Extracted data entries:
+++
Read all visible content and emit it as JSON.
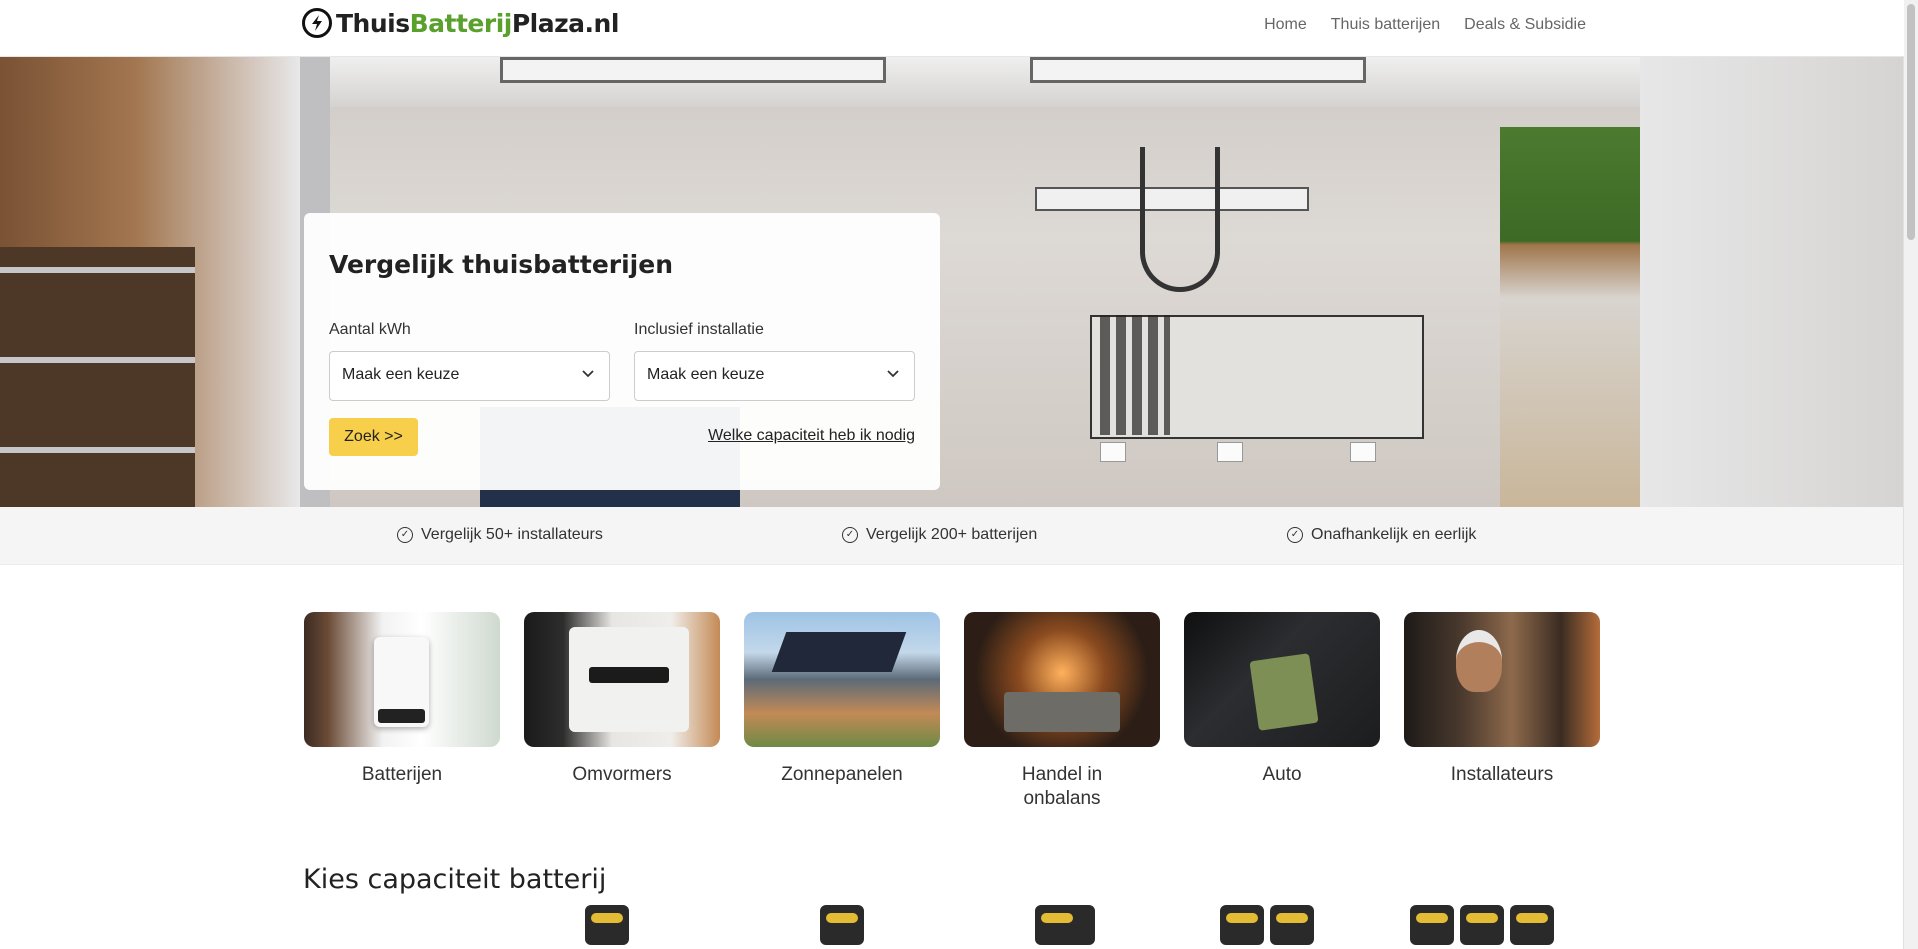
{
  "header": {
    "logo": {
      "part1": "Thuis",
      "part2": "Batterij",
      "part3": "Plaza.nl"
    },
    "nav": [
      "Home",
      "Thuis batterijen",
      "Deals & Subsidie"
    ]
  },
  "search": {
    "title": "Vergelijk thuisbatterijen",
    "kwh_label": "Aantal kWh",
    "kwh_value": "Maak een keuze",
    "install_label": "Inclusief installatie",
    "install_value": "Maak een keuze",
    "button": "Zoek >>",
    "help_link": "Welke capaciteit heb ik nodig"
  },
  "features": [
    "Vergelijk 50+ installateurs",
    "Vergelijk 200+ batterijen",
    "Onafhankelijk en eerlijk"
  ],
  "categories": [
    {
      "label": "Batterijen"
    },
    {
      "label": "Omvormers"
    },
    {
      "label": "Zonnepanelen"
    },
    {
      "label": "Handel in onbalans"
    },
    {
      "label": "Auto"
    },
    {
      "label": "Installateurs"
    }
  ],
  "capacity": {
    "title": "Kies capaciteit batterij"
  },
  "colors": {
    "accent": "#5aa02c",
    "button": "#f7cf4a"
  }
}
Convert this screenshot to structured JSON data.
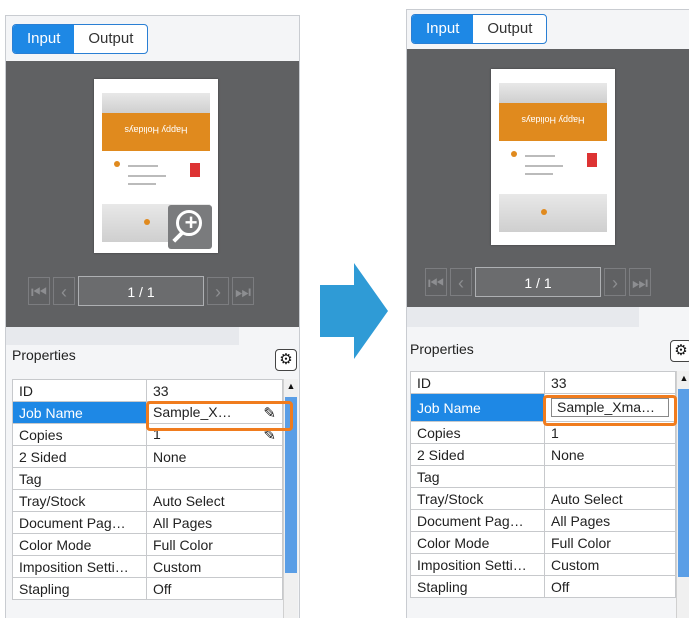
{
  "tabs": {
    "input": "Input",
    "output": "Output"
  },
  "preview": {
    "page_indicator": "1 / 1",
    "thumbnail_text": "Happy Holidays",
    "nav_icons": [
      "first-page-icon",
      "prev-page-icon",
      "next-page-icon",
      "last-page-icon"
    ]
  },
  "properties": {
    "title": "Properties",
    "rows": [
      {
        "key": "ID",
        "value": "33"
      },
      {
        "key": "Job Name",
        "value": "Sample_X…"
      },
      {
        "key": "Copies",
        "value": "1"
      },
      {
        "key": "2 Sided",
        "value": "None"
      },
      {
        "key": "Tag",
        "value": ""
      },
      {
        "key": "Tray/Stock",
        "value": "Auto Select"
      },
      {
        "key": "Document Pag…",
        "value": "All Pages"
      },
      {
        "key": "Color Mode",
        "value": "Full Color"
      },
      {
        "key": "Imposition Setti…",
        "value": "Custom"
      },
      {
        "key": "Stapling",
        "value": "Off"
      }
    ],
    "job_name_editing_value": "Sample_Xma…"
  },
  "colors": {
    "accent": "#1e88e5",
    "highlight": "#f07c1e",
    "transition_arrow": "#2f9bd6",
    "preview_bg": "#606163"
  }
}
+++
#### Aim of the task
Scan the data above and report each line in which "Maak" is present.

#### Your response
    "kwh_value": "Maak een keuze",
    "install_value": "Maak een keuze",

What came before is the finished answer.